Records provided –
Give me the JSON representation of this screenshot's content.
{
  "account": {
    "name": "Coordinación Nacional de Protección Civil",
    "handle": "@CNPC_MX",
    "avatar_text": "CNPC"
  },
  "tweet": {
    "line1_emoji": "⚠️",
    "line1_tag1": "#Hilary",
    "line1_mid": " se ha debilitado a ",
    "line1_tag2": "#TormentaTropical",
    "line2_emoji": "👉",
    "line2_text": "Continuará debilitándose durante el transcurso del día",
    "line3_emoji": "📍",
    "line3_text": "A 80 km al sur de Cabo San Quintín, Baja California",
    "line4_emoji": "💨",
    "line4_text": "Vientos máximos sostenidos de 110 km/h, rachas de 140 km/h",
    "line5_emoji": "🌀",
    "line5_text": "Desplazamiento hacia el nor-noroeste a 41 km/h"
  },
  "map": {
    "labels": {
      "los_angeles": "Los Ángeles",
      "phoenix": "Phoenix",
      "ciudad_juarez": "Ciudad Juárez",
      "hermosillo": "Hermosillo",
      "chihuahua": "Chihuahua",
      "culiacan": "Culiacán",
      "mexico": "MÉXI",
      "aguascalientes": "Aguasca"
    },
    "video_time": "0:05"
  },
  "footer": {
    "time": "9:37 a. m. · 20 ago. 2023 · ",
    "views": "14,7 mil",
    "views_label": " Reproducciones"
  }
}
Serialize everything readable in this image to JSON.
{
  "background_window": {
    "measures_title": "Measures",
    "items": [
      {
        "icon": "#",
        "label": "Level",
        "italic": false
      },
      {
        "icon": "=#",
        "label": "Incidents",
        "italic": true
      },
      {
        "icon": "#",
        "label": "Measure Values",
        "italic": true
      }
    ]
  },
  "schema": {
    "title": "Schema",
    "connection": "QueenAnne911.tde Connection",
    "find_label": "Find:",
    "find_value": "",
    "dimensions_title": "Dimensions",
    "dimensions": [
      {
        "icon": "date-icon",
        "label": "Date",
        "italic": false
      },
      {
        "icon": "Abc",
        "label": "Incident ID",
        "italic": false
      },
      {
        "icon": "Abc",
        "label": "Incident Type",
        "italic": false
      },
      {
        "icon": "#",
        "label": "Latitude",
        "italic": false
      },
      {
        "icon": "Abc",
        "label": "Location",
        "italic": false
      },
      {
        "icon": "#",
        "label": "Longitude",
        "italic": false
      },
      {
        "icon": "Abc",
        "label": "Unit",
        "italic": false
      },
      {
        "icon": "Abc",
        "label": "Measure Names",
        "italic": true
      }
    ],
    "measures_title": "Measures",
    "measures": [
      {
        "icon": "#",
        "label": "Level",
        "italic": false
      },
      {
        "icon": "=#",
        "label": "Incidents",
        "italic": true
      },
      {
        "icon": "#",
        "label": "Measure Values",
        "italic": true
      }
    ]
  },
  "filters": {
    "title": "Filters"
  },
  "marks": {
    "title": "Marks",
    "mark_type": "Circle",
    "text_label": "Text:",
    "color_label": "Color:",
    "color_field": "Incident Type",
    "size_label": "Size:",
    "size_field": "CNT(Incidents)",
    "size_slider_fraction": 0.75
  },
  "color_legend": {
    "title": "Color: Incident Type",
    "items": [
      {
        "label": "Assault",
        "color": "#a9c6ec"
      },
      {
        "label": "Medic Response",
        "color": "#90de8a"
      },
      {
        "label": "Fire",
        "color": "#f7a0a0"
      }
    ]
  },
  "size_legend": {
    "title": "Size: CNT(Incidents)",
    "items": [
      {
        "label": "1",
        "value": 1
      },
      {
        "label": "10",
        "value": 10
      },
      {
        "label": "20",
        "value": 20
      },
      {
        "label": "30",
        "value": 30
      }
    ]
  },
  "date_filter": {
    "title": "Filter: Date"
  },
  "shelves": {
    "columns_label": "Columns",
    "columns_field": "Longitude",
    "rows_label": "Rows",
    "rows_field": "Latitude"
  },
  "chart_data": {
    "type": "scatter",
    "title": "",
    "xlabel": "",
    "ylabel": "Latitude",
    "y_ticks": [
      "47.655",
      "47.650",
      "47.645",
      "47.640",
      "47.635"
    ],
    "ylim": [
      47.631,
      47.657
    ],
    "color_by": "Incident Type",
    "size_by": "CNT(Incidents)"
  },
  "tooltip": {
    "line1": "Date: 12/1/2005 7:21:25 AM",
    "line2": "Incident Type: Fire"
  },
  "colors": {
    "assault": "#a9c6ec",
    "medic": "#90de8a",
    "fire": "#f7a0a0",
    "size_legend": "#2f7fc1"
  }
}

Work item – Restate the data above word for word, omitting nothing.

Problem solution –
Give me the JSON representation of this screenshot's content.
{
  "account": {
    "name": "Coordinación Nacional de Protección Civil",
    "handle": "@CNPC_MX",
    "avatar_text": "CNPC"
  },
  "tweet": {
    "line1_emoji": "⚠️",
    "line1_tag1": "#Hilary",
    "line1_mid": " se ha debilitado a ",
    "line1_tag2": "#TormentaTropical",
    "line2_emoji": "👉",
    "line2_text": "Continuará debilitándose durante el transcurso del día",
    "line3_emoji": "📍",
    "line3_text": "A 80 km al sur de Cabo San Quintín, Baja California",
    "line4_emoji": "💨",
    "line4_text": "Vientos máximos sostenidos de 110 km/h, rachas de 140 km/h",
    "line5_emoji": "🌀",
    "line5_text": "Desplazamiento hacia el nor-noroeste a 41 km/h"
  },
  "map": {
    "labels": {
      "los_angeles": "Los Ángeles",
      "phoenix": "Phoenix",
      "ciudad_juarez": "Ciudad Juárez",
      "hermosillo": "Hermosillo",
      "chihuahua": "Chihuahua",
      "culiacan": "Culiacán",
      "mexico": "MÉXI",
      "aguascalientes": "Aguasca"
    },
    "video_time": "0:05"
  },
  "footer": {
    "time": "9:37 a. m. · 20 ago. 2023 · ",
    "views": "14,7 mil",
    "views_label": " Reproducciones"
  }
}
Serialize everything readable in this image to JSON.
{
  "background_window": {
    "measures_title": "Measures",
    "items": [
      {
        "icon": "#",
        "label": "Level",
        "italic": false
      },
      {
        "icon": "=#",
        "label": "Incidents",
        "italic": true
      },
      {
        "icon": "#",
        "label": "Measure Values",
        "italic": true
      }
    ]
  },
  "schema": {
    "title": "Schema",
    "connection": "QueenAnne911.tde Connection",
    "find_label": "Find:",
    "find_value": "",
    "dimensions_title": "Dimensions",
    "dimensions": [
      {
        "icon": "date-icon",
        "label": "Date",
        "italic": false
      },
      {
        "icon": "Abc",
        "label": "Incident ID",
        "italic": false
      },
      {
        "icon": "Abc",
        "label": "Incident Type",
        "italic": false
      },
      {
        "icon": "#",
        "label": "Latitude",
        "italic": false
      },
      {
        "icon": "Abc",
        "label": "Location",
        "italic": false
      },
      {
        "icon": "#",
        "label": "Longitude",
        "italic": false
      },
      {
        "icon": "Abc",
        "label": "Unit",
        "italic": false
      },
      {
        "icon": "Abc",
        "label": "Measure Names",
        "italic": true
      }
    ],
    "measures_title": "Measures",
    "measures": [
      {
        "icon": "#",
        "label": "Level",
        "italic": false
      },
      {
        "icon": "=#",
        "label": "Incidents",
        "italic": true
      },
      {
        "icon": "#",
        "label": "Measure Values",
        "italic": true
      }
    ]
  },
  "filters": {
    "title": "Filters"
  },
  "marks": {
    "title": "Marks",
    "mark_type": "Circle",
    "text_label": "Text:",
    "color_label": "Color:",
    "color_field": "Incident Type",
    "size_label": "Size:",
    "size_field": "CNT(Incidents)",
    "size_slider_fraction": 0.75
  },
  "color_legend": {
    "title": "Color: Incident Type",
    "items": [
      {
        "label": "Assault",
        "color": "#a9c6ec"
      },
      {
        "label": "Medic Response",
        "color": "#90de8a"
      },
      {
        "label": "Fire",
        "color": "#f7a0a0"
      }
    ]
  },
  "size_legend": {
    "title": "Size: CNT(Incidents)",
    "items": [
      {
        "label": "1",
        "value": 1
      },
      {
        "label": "10",
        "value": 10
      },
      {
        "label": "20",
        "value": 20
      },
      {
        "label": "30",
        "value": 30
      }
    ]
  },
  "date_filter": {
    "title": "Filter: Date"
  },
  "shelves": {
    "columns_label": "Columns",
    "columns_field": "Longitude",
    "rows_label": "Rows",
    "rows_field": "Latitude"
  },
  "chart_data": {
    "type": "scatter",
    "title": "",
    "xlabel": "",
    "ylabel": "Latitude",
    "y_ticks": [
      "47.655",
      "47.650",
      "47.645",
      "47.640",
      "47.635"
    ],
    "ylim": [
      47.631,
      47.657
    ],
    "color_by": "Incident Type",
    "size_by": "CNT(Incidents)"
  },
  "tooltip": {
    "line1": "Date: 12/1/2005 7:21:25 AM",
    "line2": "Incident Type: Fire"
  },
  "colors": {
    "assault": "#a9c6ec",
    "medic": "#90de8a",
    "fire": "#f7a0a0",
    "size_legend": "#2f7fc1"
  }
}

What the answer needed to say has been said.